After the initial reveal of the Xbox One earlier this week, many fans were left confused
as to what Microsoft's exact stance was on the online DRM system and whether the Xbox One would allow used games. Various conflicting reports surfaced suggesting that the system can support used games, while others suggested that this wasn't the case.
Official word on the matter has yet to be completely clear, however according to Polygon
and sources close to the publication, the Xbox One will allow used games but will utilise a "regular online spot check to verify the authenticity of games being played." It is unclear as to how long a Xbox One console can go without being checked online, however Microsoft's Phil Harrison has previously stated to Kotaku
that the console would require an online check every 24 hours, however other officials have confirmed
this is one possible scenario.
To continue the confusion MCV
are reporting that several anonymous retail sources have detailed just how gamers will trade in their used games, revealing that a system designed by Microsoft will allow gamers to de-authenticate their copy of the game and trade it in, removing it entirely from their account. MCV has detailed the potential process:

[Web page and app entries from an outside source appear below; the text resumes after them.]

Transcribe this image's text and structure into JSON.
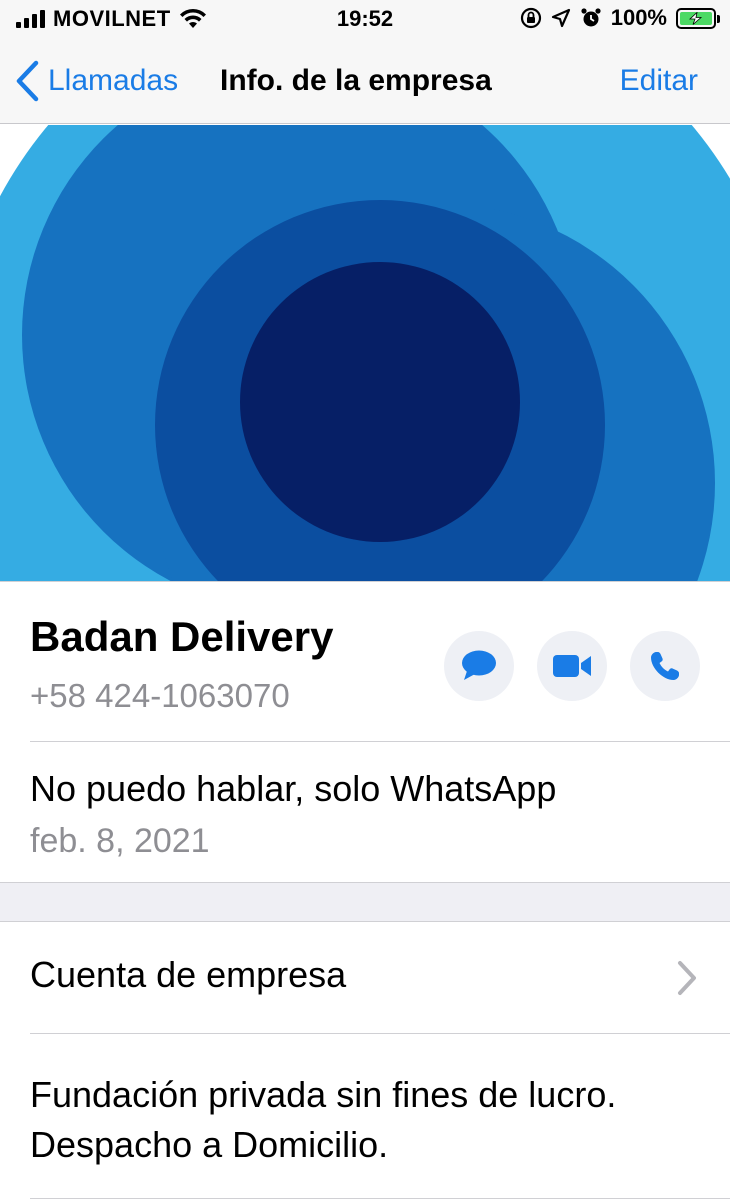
{
  "status_bar": {
    "carrier": "MOVILNET",
    "time": "19:52",
    "battery_percent": "100%",
    "battery_level": 1.0,
    "icons": [
      "signal-icon",
      "wifi-icon",
      "orientation-lock-icon",
      "location-icon",
      "alarm-icon",
      "battery-charging-icon"
    ]
  },
  "nav": {
    "back_label": "Llamadas",
    "title": "Info. de la empresa",
    "edit_label": "Editar"
  },
  "hero": {
    "colors": [
      "#35ace3",
      "#1672c0",
      "#0b4ea0",
      "#061f66"
    ]
  },
  "contact": {
    "name": "Badan Delivery",
    "phone": "+58 424-1063070",
    "actions": [
      "message-icon",
      "video-call-icon",
      "phone-icon"
    ],
    "action_color": "#1a7ce6"
  },
  "about": {
    "text": "No puedo hablar, solo WhatsApp",
    "date": "feb. 8, 2021"
  },
  "business": {
    "label": "Cuenta de empresa"
  },
  "description": {
    "text": "Fundación privada sin fines de lucro. Despacho a Domicilio."
  }
}
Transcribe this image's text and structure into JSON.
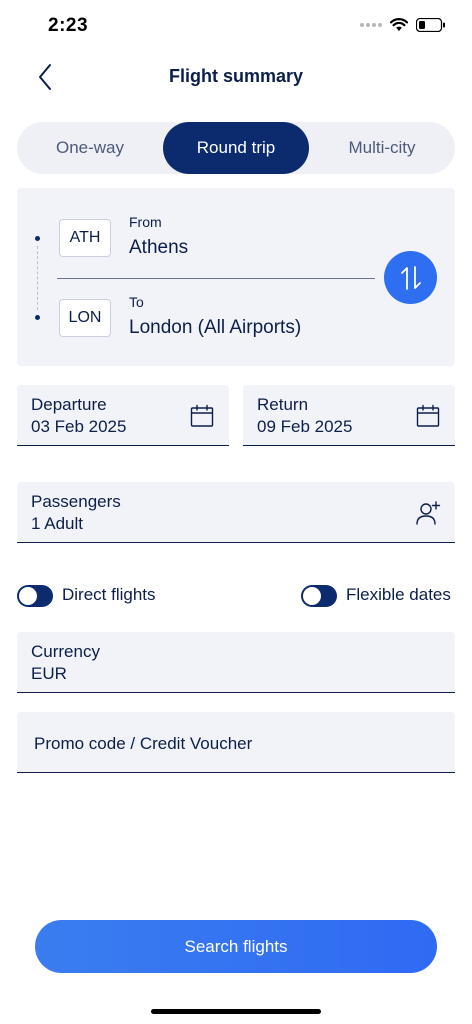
{
  "status_bar": {
    "time": "2:23",
    "icons": [
      "signal-dots-icon",
      "wifi-icon",
      "battery-icon"
    ]
  },
  "header": {
    "title": "Flight summary",
    "back_icon": "chevron-left-icon"
  },
  "trip_types": [
    {
      "label": "One-way",
      "selected": false
    },
    {
      "label": "Round trip",
      "selected": true
    },
    {
      "label": "Multi-city",
      "selected": false
    }
  ],
  "route": {
    "from": {
      "label": "From",
      "code": "ATH",
      "city": "Athens"
    },
    "to": {
      "label": "To",
      "code": "LON",
      "city": "London (All Airports)"
    },
    "swap_icon": "swap-arrows-icon"
  },
  "dates": {
    "departure": {
      "label": "Departure",
      "value": "03 Feb 2025",
      "icon": "calendar-icon"
    },
    "return": {
      "label": "Return",
      "value": "09 Feb 2025",
      "icon": "calendar-icon"
    }
  },
  "passengers": {
    "label": "Passengers",
    "value": "1 Adult",
    "icon": "add-person-icon"
  },
  "toggles": {
    "direct_flights": {
      "label": "Direct flights",
      "on": false
    },
    "flexible_dates": {
      "label": "Flexible dates",
      "on": false
    }
  },
  "currency": {
    "label": "Currency",
    "value": "EUR"
  },
  "promo": {
    "placeholder": "Promo code / Credit Voucher"
  },
  "search_button": {
    "label": "Search flights"
  },
  "colors": {
    "navy": "#0c2b6e",
    "text": "#0c1f4a",
    "accent_blue": "#2e6ff2",
    "field_bg": "#f1f3f8"
  }
}
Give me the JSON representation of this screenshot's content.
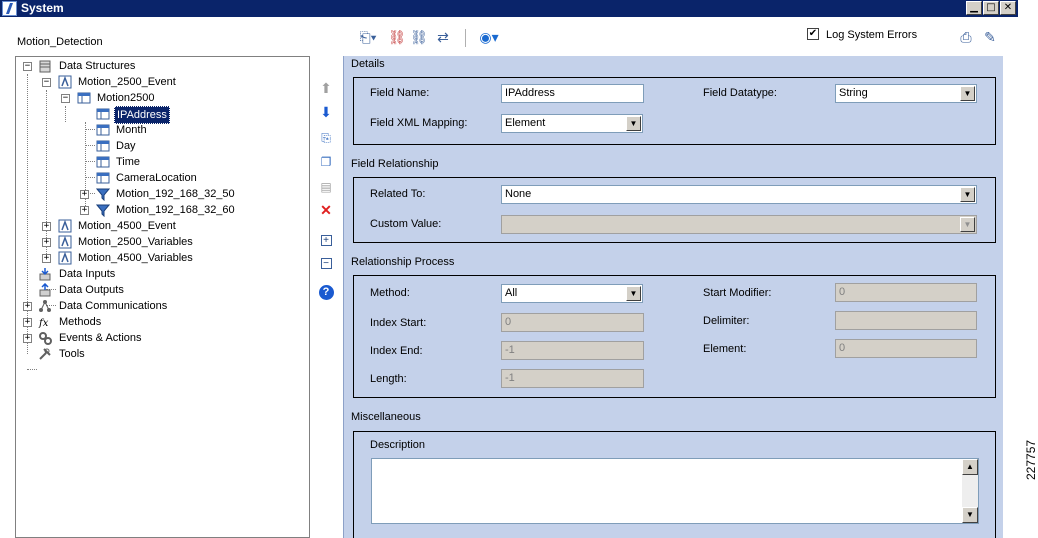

A gamer walks into a retailer and hands over the game they wish to sell. This will only be possible at retailers who have agreed to Microsoft’s T&Cs and more importantly integrated Microsoft’s cloud-based Azure pre-owned system into its own.
The game is then registered as having been traded-in on Microsoft’s system. The consumer who handed it over will subsequently see the game wiped from their account – hence the until now ambiguous claim from Phil Harrison that the Xbox One would have to ‘check in’ to Microsoft’s servers every 24 hours.
The retailer can then sell the pre-owned game at whatever price they like, although as part of the system the publisher of the title in question will automatically receive a percentage cut of the sale. As will Microsoft. The retailer will pocket the rest.
It is currently unclear exactly how big of a cut retailers will be taking from traded-in games, but ConsoleDeals.co.uk
that it could be somewhere in the ten percent mark, however these are unconfirmed. These same reports also suggested a activation cost of £35 for pre-owned titles, though Polygon's sources are reporting that this is no longer the case.
Microsoft has yet to reveal a full statement on how exactly their next-gen console is going to work in today's market, however Microsoft's Larry "Major Nelson" Hryb has revealed that the "ability to trade in and resell games is important to gamers and to Xbox."
Xbox One is designed to support the trade in and resale of games. Reports about our policies for trade in and resale are inaccurate and incomplete. We will disclose more information in the near future.
Hopefully with this large amount of confusion we'll be able to get some direct and clear answers come E3 2013 in early June. Until then the guessing will continue.